There is quite a bit more creaminess in the profile of the Henry Clay War Hawk during the second third, but the dominant flavors remain the same, namely a combination of cedar and almonds. Other notes of coffee beans, dank earth, leather, hay, generic citrus and slight floral flit in and out as well, although none of them come close to being strong enough to threaten dominance. The pepper on the retrohale has decreased noticeably from its high point in the first third, which in turn allows more of the banana sweetness in the profile to come to the forefront, although it is still not a very strong flavor overall. Thankfully, the burn has evened up very nicely while the draw continues to impress, and the smoke production remains quite high. The overall strength has increased a bit, enough to hit a point very close to the medium mark by the time the second third comes to an end. 

Although the profile of the War Hawk continues to be exceedingly creamy, the combination of flavors that have been so dominant in the profile up to this point has shifted enough to remind me strongly of peanut butter. The cedar and almond flavors are still very much noticeable, followed by notes of leather, bitter espresso, cocoa nibs, cinnamon and earth that each fight for space. In addition, the banana sweetness remains distinct enough to affect the rest of the profile in a very positive way, and there is a bit more white pepper compared to the second third as well. Both the burn and the draw are finally good enough to give me no issues, but the strength ends up increasing enough to hit a solid medium by the time I put the nub down with a bit more than an inch left.

Final Note
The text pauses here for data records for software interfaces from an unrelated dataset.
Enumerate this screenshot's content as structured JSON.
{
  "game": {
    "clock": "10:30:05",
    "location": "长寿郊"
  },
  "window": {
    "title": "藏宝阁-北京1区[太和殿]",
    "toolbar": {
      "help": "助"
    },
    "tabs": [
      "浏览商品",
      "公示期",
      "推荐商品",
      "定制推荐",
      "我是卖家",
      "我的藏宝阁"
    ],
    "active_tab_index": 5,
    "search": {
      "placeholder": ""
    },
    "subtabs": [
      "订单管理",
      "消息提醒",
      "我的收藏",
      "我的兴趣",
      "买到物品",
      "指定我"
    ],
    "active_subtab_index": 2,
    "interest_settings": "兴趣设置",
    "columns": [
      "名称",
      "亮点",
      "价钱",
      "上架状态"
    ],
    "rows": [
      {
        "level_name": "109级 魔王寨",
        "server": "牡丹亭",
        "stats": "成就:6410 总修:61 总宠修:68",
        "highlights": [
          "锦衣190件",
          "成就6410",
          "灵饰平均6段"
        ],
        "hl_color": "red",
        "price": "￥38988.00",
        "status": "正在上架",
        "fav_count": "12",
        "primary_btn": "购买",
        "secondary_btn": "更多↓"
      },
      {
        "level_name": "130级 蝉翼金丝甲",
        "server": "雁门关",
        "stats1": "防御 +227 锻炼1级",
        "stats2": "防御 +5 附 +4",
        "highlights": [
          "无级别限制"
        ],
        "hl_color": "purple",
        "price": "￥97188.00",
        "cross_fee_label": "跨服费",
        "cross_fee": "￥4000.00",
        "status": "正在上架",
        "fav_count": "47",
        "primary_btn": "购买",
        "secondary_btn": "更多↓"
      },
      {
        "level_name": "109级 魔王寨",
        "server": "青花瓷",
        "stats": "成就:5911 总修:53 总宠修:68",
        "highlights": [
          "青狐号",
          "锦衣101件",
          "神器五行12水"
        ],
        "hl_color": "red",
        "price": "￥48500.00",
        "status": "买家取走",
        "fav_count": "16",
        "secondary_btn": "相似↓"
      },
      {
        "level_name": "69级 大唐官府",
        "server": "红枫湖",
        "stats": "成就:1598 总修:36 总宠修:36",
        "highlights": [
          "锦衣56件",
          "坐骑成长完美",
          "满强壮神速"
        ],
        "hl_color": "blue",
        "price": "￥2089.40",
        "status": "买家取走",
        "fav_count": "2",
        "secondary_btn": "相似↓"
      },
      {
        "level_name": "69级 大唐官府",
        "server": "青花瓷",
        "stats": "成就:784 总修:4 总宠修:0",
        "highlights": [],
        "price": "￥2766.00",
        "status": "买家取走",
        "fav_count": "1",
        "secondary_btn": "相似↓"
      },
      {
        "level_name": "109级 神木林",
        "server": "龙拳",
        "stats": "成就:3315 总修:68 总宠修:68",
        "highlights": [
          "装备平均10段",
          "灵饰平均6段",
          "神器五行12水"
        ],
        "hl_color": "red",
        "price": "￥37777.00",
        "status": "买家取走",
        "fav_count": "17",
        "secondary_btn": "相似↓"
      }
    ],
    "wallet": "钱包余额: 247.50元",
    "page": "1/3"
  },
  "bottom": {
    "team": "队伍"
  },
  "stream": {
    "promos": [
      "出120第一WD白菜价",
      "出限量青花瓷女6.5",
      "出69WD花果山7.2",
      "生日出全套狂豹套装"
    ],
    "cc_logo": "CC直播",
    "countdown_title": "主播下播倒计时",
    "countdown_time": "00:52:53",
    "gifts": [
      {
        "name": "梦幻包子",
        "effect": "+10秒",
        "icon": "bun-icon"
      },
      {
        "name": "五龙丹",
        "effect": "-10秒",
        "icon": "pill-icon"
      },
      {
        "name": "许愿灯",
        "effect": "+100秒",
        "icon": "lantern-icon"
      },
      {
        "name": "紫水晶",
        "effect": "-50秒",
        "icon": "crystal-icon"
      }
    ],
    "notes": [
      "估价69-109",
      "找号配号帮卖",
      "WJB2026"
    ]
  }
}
  • Most people probably don’t realize it, but the Henry Clay brand began as an old Cuban label back in the 1840s.
  • The ash is extremely flaky on these cigars, so much so that I had to really watch where I was holding the cigar at pretty much all times.
  • Tatuaje Cigars owner Pete Johnson—who has long been a fan of the Henry Clay line—actually collaborated with Altadis U.S.A. to produce the Henry Clay Tattoo back in 2015.
  • While the construction was not horrible by any means, each of the War Hawks I smoked for this review had to be touched up at least once.
  • The cigars smoked for this review were sent to halfwheel by Altadis U.S.A.
  • Casa de Montecristo and JR Cigar, both part of Imperial Brands, plc, advertise on halfwheel. Altadis U.S.A. is also owned by Imperial.
  • Final smoking time for all three samples averaged one hour and 57 minutes.
  • Site sponsors Atlantic Cigar, Famous Smoke Shop, Corona Cigar Co. and JR Cigar all carry the Henry Clay War Hawk.
89 Overall Score

I am always in favor of companies trying experimenting with different things, and it turns out that utilizing the Connecticut broadleaf as a binder while wrapping the cigar in a lighter Ecuadorian Connecticut was an extremely good idea. The result is a blend that is both creamy on the palate and spicy on the retrohale, not to mention the slight banana sweetness that is present throughout. I have thought that Henry Clay is one of the most underrated blends on the market since Pete Johnson turned me onto them back in 2009 and the War Hawk continues that tradition: an enjoyable, well-balanced release that just about anyone who loves cigars will most likely enjoy.

Brooks Whittington

I have been smoking cigars for over eight years. A documentary wedding photographer by trade, I spent seven years as a photojournalist for the Dallas Morning News and the Fort Worth Star Telegram. I started the cigar blog SmokingStogie in 2008 after realizing that there was a need for a cigar blog with better photographs and more in-depth information about each release. SmokingStogie quickly became one of the more influential cigar blogs on the internet, known for reviewing preproduction, prerelease, rare, extremely hard-to-find and expensive cigars. I am a co-founder of halfwheel and now serve as an editor for halfwheel.